(Website and app data records)
****************

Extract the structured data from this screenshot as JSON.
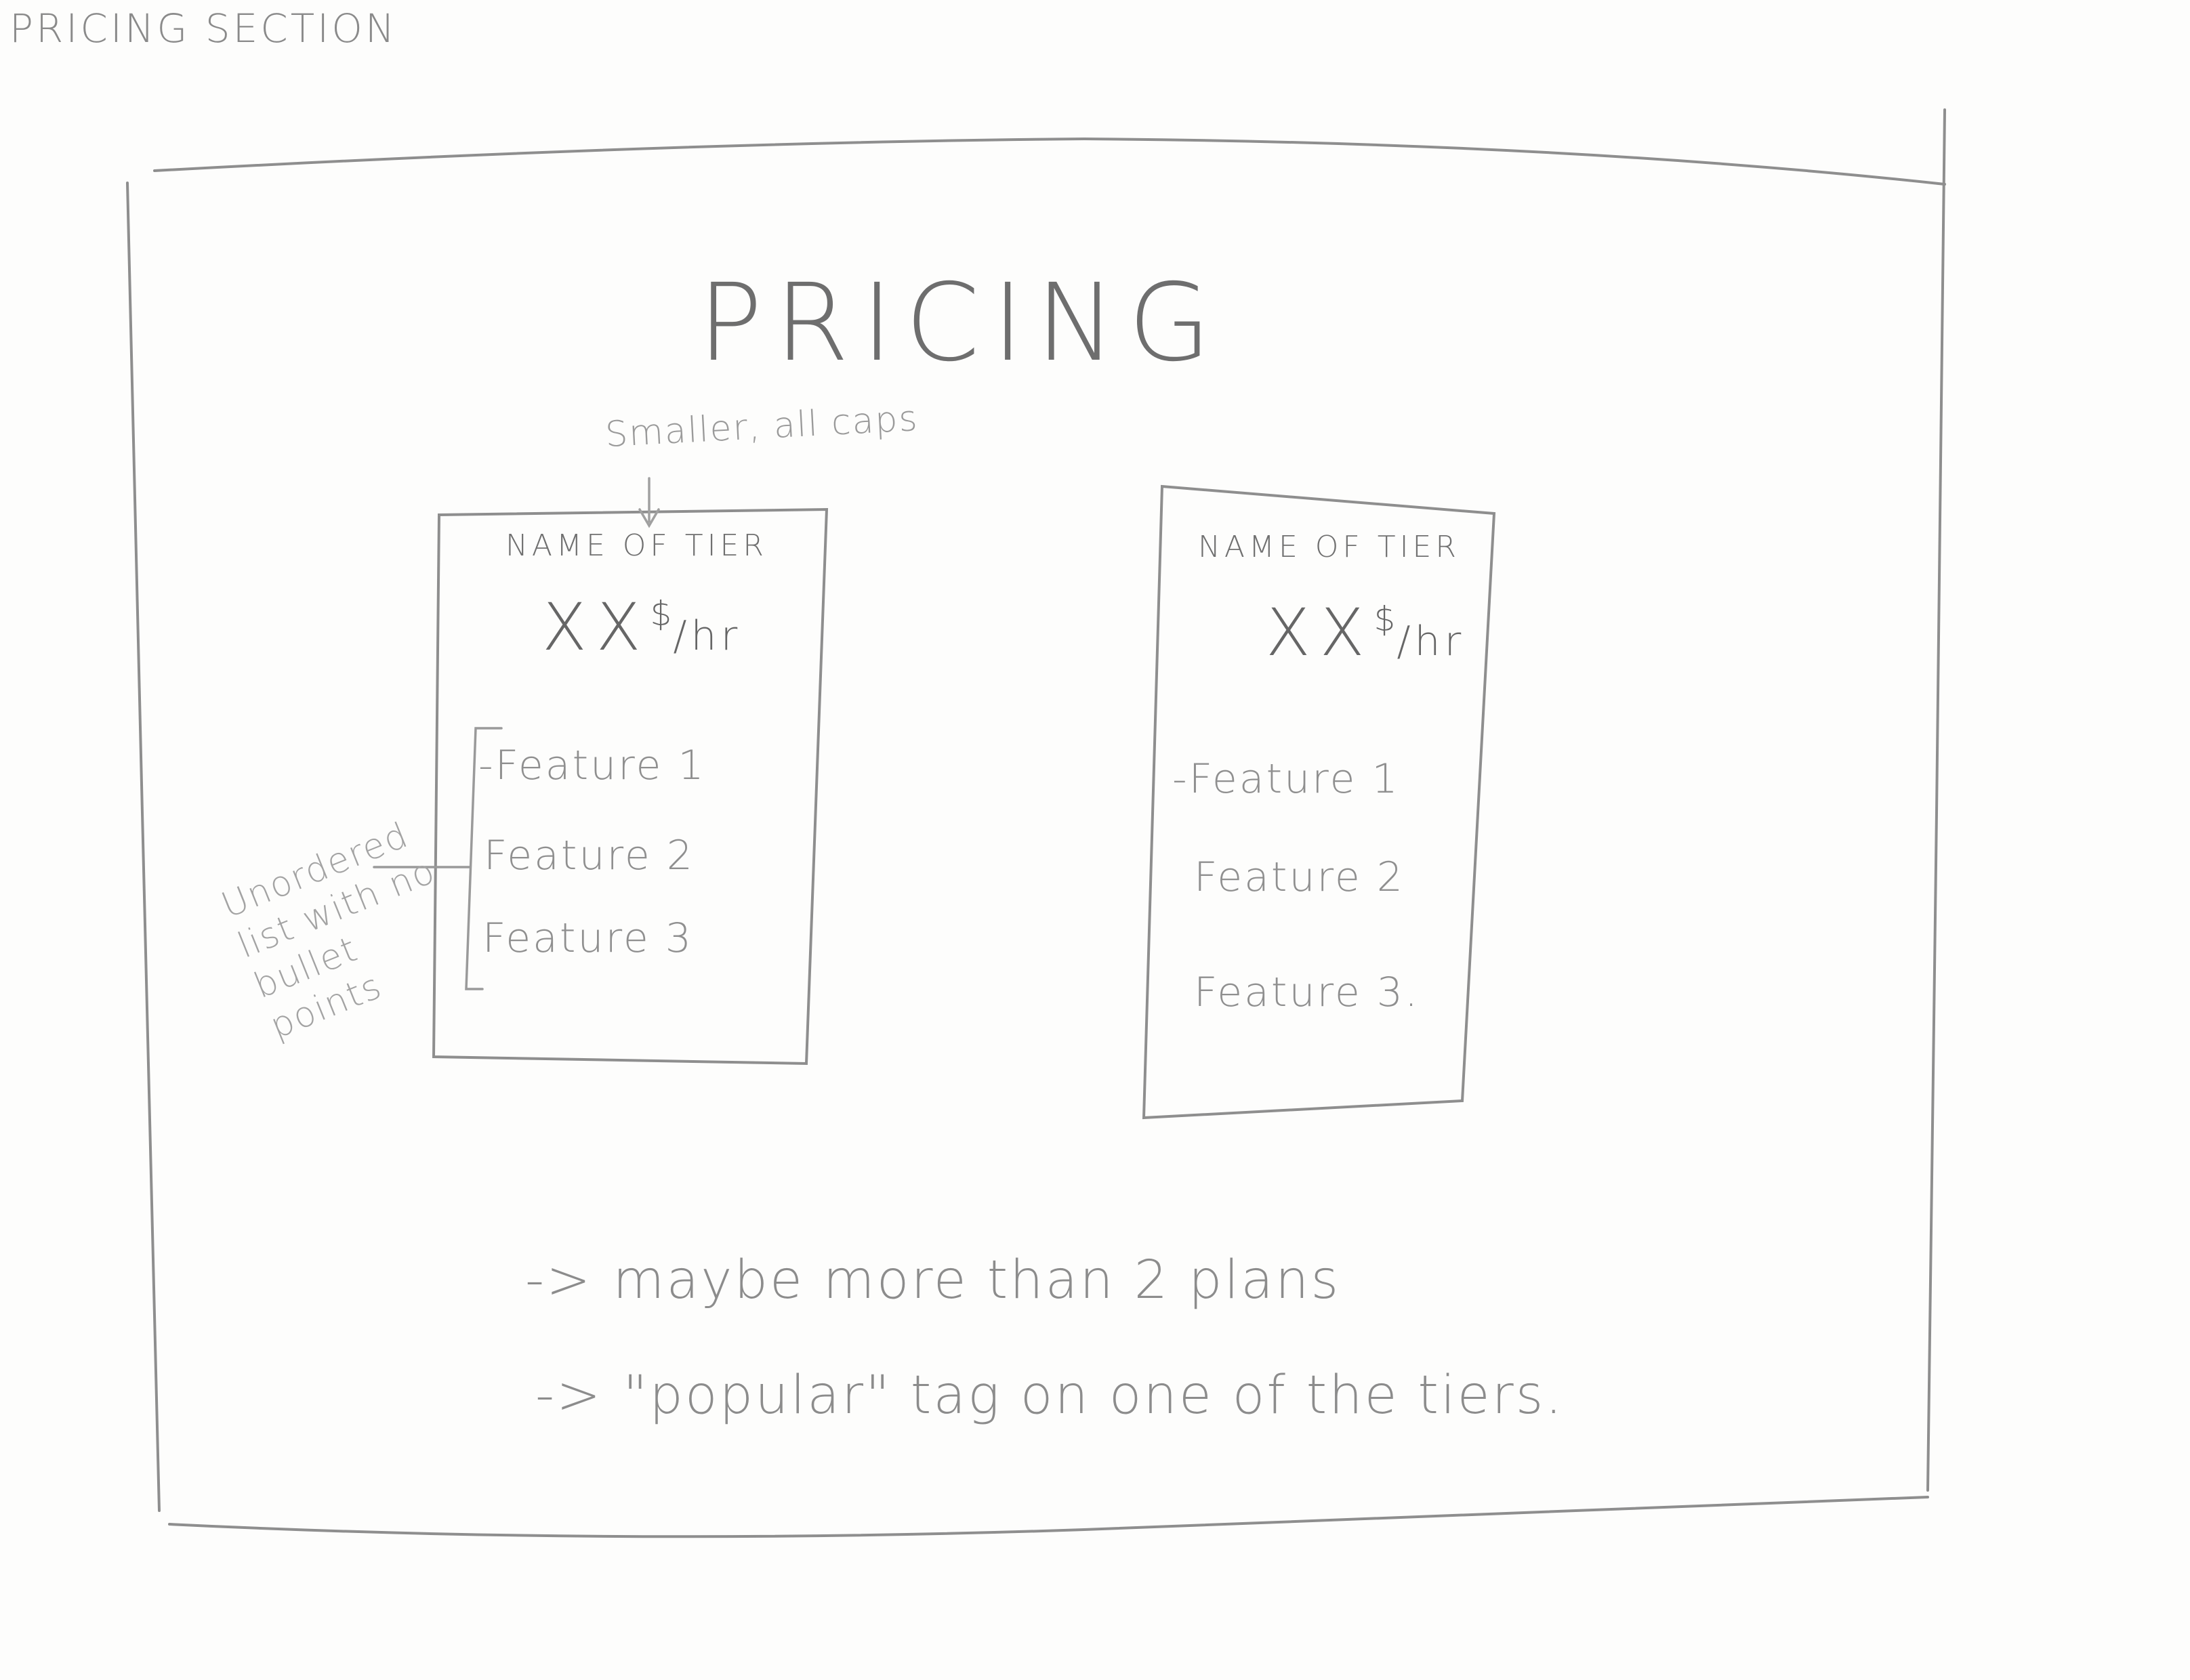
{
  "sketch_title": "PRICING SECTION",
  "heading": "PRICING",
  "heading_note": "Smaller, all caps",
  "tiers": [
    {
      "name": "NAME OF TIER",
      "amount": "XX",
      "currency": "$",
      "unit": "/hr",
      "features": [
        "-Feature 1",
        "Feature 2",
        "Feature 3"
      ]
    },
    {
      "name": "NAME OF TIER",
      "amount": "XX",
      "currency": "$",
      "unit": "/hr",
      "features": [
        "-Feature 1",
        "Feature 2",
        "Feature 3."
      ]
    }
  ],
  "list_note": "Unordered list with no bullet points",
  "notes": [
    "maybe more than 2 plans",
    "\"popular\" tag on one of the tiers."
  ],
  "arrow_glyph": "->"
}
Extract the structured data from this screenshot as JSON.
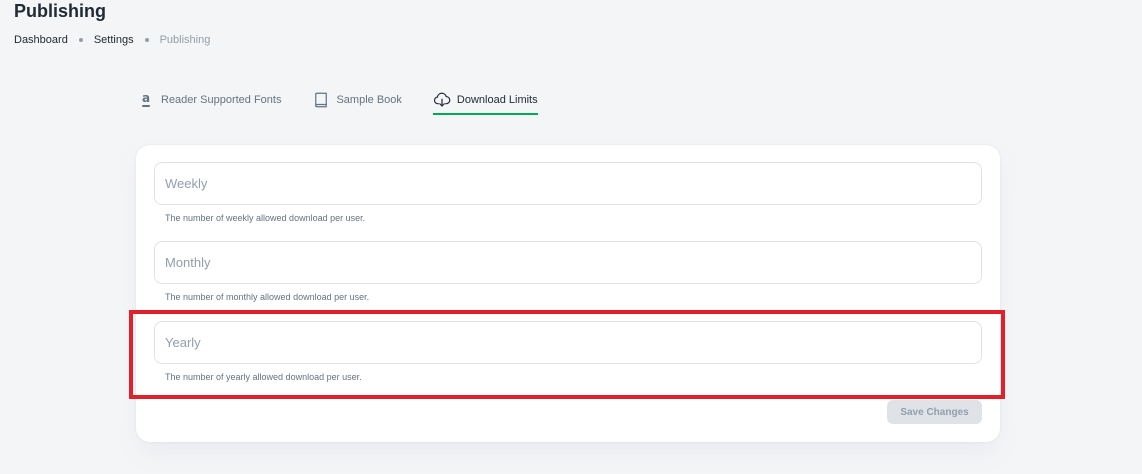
{
  "header": {
    "title": "Publishing",
    "breadcrumbs": [
      {
        "label": "Dashboard"
      },
      {
        "label": "Settings"
      },
      {
        "label": "Publishing"
      }
    ]
  },
  "tabs": [
    {
      "label": "Reader Supported Fonts",
      "icon": "amazon-icon",
      "active": false
    },
    {
      "label": "Sample Book",
      "icon": "book-icon",
      "active": false
    },
    {
      "label": "Download Limits",
      "icon": "cloud-download-icon",
      "active": true
    }
  ],
  "form": {
    "fields": [
      {
        "placeholder": "Weekly",
        "value": "",
        "helper": "The number of weekly allowed download per user."
      },
      {
        "placeholder": "Monthly",
        "value": "",
        "helper": "The number of monthly allowed download per user."
      },
      {
        "placeholder": "Yearly",
        "value": "",
        "helper": "The number of yearly allowed download per user."
      }
    ],
    "save_label": "Save Changes"
  },
  "colors": {
    "accent": "#00ab55",
    "highlight": "#e0202a",
    "background": "#f4f5f7",
    "disabled_button": "#dfe3e8"
  }
}
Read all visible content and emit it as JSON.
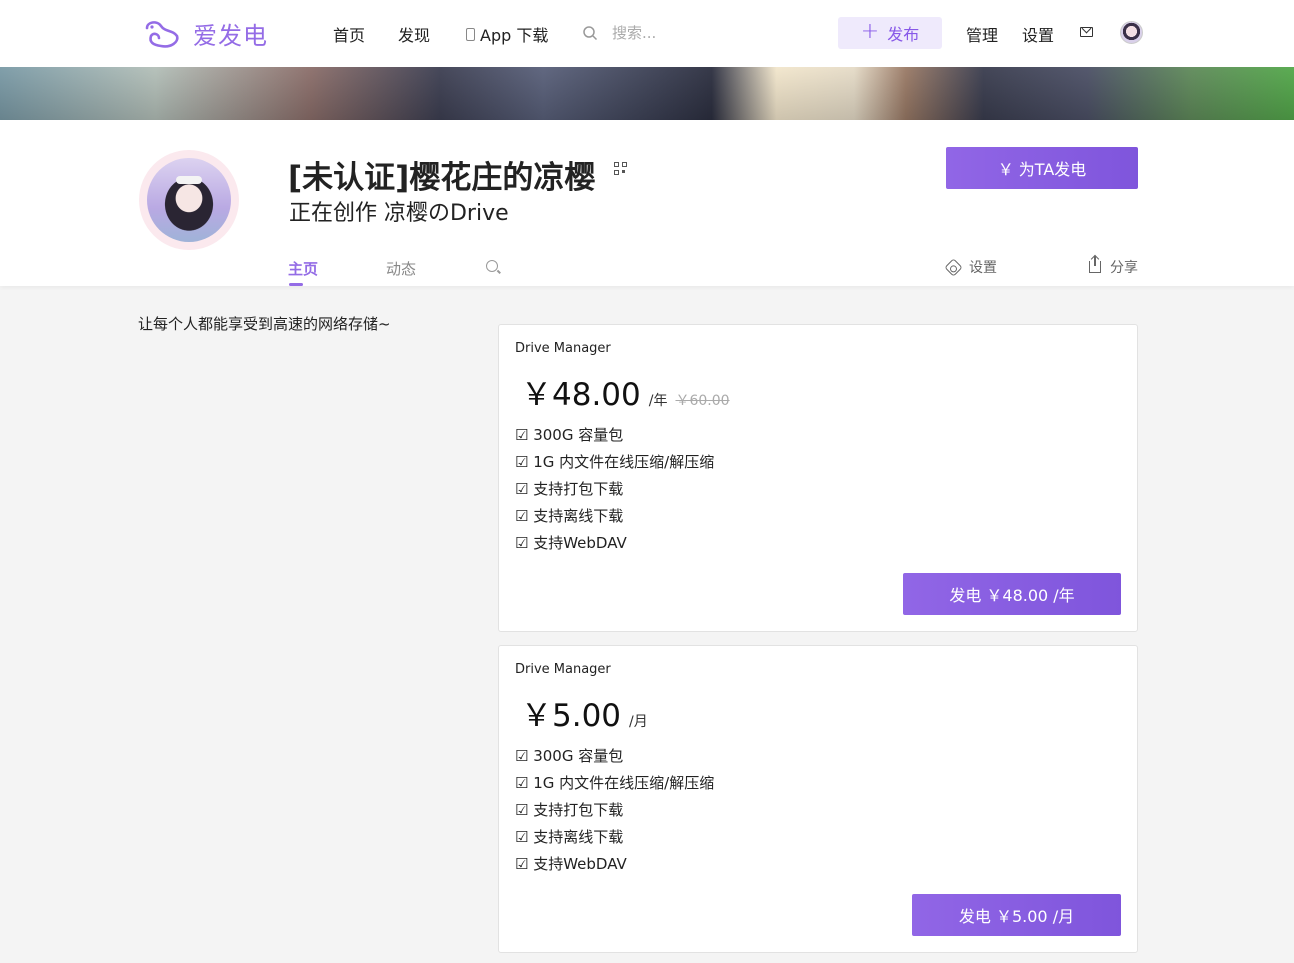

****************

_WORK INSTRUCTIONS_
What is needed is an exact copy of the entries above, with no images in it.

_ANSWER SPACE_
Extract the structured data from this screenshot as JSON.
{
  "sketch_title": "PRICING SECTION",
  "heading": "PRICING",
  "heading_note": "Smaller, all caps",
  "tiers": [
    {
      "name": "NAME OF TIER",
      "amount": "XX",
      "currency": "$",
      "unit": "/hr",
      "features": [
        "-Feature 1",
        "Feature 2",
        "Feature 3"
      ]
    },
    {
      "name": "NAME OF TIER",
      "amount": "XX",
      "currency": "$",
      "unit": "/hr",
      "features": [
        "-Feature 1",
        "Feature 2",
        "Feature 3."
      ]
    }
  ],
  "list_note": "Unordered list with no bullet points",
  "notes": [
    "maybe more than 2 plans",
    "\"popular\" tag on one of the tiers."
  ],
  "arrow_glyph": "->"
}
Extract the structured data from this screenshot as JSON.
{
  "header": {
    "title": "Publishing",
    "breadcrumbs": [
      {
        "label": "Dashboard"
      },
      {
        "label": "Settings"
      },
      {
        "label": "Publishing"
      }
    ]
  },
  "tabs": [
    {
      "label": "Reader Supported Fonts",
      "icon": "amazon-icon",
      "active": false
    },
    {
      "label": "Sample Book",
      "icon": "book-icon",
      "active": false
    },
    {
      "label": "Download Limits",
      "icon": "cloud-download-icon",
      "active": true
    }
  ],
  "form": {
    "fields": [
      {
        "placeholder": "Weekly",
        "value": "",
        "helper": "The number of weekly allowed download per user."
      },
      {
        "placeholder": "Monthly",
        "value": "",
        "helper": "The number of monthly allowed download per user."
      },
      {
        "placeholder": "Yearly",
        "value": "",
        "helper": "The number of yearly allowed download per user."
      }
    ],
    "save_label": "Save Changes"
  },
  "colors": {
    "accent": "#00ab55",
    "highlight": "#e0202a",
    "background": "#f4f5f7",
    "disabled_button": "#dfe3e8"
  }
}
Read all visible content and emit it as JSON.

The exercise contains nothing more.